### Data provided
——————————

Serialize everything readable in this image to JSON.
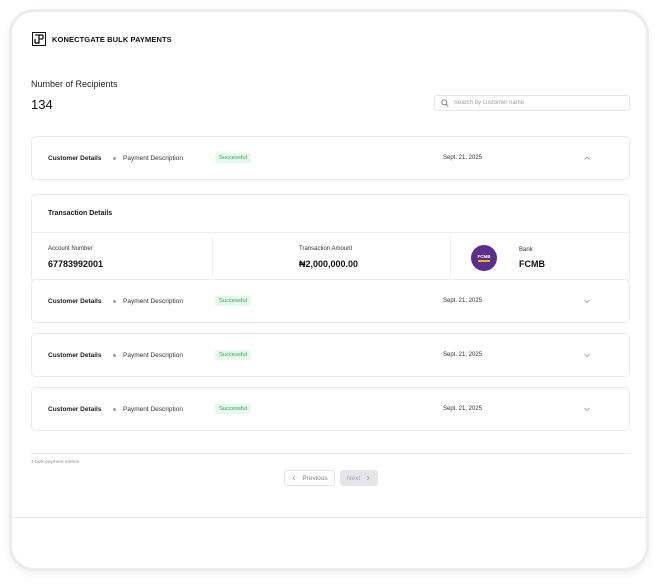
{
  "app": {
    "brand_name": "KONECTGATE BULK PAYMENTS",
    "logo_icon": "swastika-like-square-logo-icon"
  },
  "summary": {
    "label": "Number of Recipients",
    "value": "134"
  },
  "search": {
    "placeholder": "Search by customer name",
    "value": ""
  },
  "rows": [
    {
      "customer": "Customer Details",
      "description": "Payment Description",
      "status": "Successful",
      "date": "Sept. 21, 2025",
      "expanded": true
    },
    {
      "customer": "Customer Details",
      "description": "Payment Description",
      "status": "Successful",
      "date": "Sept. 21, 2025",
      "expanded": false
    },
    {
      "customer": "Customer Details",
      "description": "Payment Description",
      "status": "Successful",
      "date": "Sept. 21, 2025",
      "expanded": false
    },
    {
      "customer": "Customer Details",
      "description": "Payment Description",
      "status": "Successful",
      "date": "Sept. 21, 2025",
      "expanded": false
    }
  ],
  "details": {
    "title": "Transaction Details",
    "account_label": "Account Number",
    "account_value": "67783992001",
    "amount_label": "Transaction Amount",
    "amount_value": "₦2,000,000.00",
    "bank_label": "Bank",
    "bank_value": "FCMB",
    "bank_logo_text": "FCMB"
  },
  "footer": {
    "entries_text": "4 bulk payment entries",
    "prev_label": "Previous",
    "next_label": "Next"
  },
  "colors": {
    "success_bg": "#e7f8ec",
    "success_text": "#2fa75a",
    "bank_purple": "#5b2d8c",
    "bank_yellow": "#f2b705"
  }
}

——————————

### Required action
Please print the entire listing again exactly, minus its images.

### Completed task
Serialize everything readable in this image to JSON.
{
  "app": {
    "brand_name": "KONECTGATE BULK PAYMENTS",
    "logo_icon": "swastika-like-square-logo-icon"
  },
  "summary": {
    "label": "Number of Recipients",
    "value": "134"
  },
  "search": {
    "placeholder": "Search by customer name",
    "value": ""
  },
  "rows": [
    {
      "customer": "Customer Details",
      "description": "Payment Description",
      "status": "Successful",
      "date": "Sept. 21, 2025",
      "expanded": true
    },
    {
      "customer": "Customer Details",
      "description": "Payment Description",
      "status": "Successful",
      "date": "Sept. 21, 2025",
      "expanded": false
    },
    {
      "customer": "Customer Details",
      "description": "Payment Description",
      "status": "Successful",
      "date": "Sept. 21, 2025",
      "expanded": false
    },
    {
      "customer": "Customer Details",
      "description": "Payment Description",
      "status": "Successful",
      "date": "Sept. 21, 2025",
      "expanded": false
    }
  ],
  "details": {
    "title": "Transaction Details",
    "account_label": "Account Number",
    "account_value": "67783992001",
    "amount_label": "Transaction Amount",
    "amount_value": "₦2,000,000.00",
    "bank_label": "Bank",
    "bank_value": "FCMB",
    "bank_logo_text": "FCMB"
  },
  "footer": {
    "entries_text": "4 bulk payment entries",
    "prev_label": "Previous",
    "next_label": "Next"
  },
  "colors": {
    "success_bg": "#e7f8ec",
    "success_text": "#2fa75a",
    "bank_purple": "#5b2d8c",
    "bank_yellow": "#f2b705"
  }
}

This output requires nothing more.